Despite lumber prices going through the roof, builder confidence in the market for newly-built single-family homes reached a new record high this month, according to the National Association of Home Builders.
In August, NAHB/Wells Fargo Housing Market Index (HMI) reached 78, the highest reading in the 35-year history of the series, matching the record set in December 1998. Homebuilder optimism in September surpassed that by five points – soaring to an all-time high of 83.
However, rising costs for materials, especially lumber, and delivery delays have remained a cause of concern among builders.
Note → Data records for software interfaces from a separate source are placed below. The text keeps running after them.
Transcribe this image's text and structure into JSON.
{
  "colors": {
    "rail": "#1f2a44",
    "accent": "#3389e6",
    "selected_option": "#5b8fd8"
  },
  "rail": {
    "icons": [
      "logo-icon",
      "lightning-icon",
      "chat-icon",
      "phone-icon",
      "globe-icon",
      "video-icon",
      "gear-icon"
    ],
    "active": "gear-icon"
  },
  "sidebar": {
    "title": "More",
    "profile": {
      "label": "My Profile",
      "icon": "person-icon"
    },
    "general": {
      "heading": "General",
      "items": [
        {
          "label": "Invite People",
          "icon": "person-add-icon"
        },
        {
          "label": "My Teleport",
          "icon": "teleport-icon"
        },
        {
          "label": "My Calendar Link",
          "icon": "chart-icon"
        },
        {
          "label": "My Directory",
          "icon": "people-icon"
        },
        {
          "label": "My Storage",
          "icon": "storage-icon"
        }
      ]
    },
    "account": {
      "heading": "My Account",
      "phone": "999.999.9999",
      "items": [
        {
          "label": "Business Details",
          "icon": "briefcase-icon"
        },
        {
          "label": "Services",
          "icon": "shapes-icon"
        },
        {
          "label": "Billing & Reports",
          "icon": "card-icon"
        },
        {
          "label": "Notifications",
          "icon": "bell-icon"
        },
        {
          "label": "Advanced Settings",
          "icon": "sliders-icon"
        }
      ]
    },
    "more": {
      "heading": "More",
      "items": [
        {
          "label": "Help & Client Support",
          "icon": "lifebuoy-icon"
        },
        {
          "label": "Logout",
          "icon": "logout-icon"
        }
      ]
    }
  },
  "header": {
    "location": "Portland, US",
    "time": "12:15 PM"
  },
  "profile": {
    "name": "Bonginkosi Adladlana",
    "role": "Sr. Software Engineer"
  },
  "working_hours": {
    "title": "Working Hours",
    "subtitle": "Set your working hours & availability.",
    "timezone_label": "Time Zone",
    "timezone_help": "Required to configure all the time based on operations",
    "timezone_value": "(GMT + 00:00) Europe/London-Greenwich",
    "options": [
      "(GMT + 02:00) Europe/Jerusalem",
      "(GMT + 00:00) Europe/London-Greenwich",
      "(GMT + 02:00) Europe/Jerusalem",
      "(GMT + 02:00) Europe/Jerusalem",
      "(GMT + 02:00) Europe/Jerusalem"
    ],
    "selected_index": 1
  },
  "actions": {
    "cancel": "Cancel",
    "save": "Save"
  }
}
“Lumber prices are now up more than 170% since mid-April, adding more than $16,000 to the price of a typical new single-family home,” said NAHB Chief Economist Robert Dietz. “That said, the suburban shift for home building is keeping builders busy, supported on the demand side by low-interest rates. In another sign of this growing trend, builders in other parts of the country have reported receiving calls from customers in high-density markets asking about relocating.”
All HMI indices posted their highest readings ever in September. The HMI measuring current sales conditions increased four points to 88, the component gauging sales expectations in the next six months rose six points to 84, and the measure charting traffic of prospective buyers jumped nine points to 73.
Regionally, the Northeast experienced an 11-point gain to 76, the Midwest was up nine points to 72, the South climbed eight points to 79, and the West increased seven points to 85.
“More domestic lumber production or tariff relief is needed to avoid a slowdown in the market in the coming months,” said NAHB Chairman Chuck Fowke.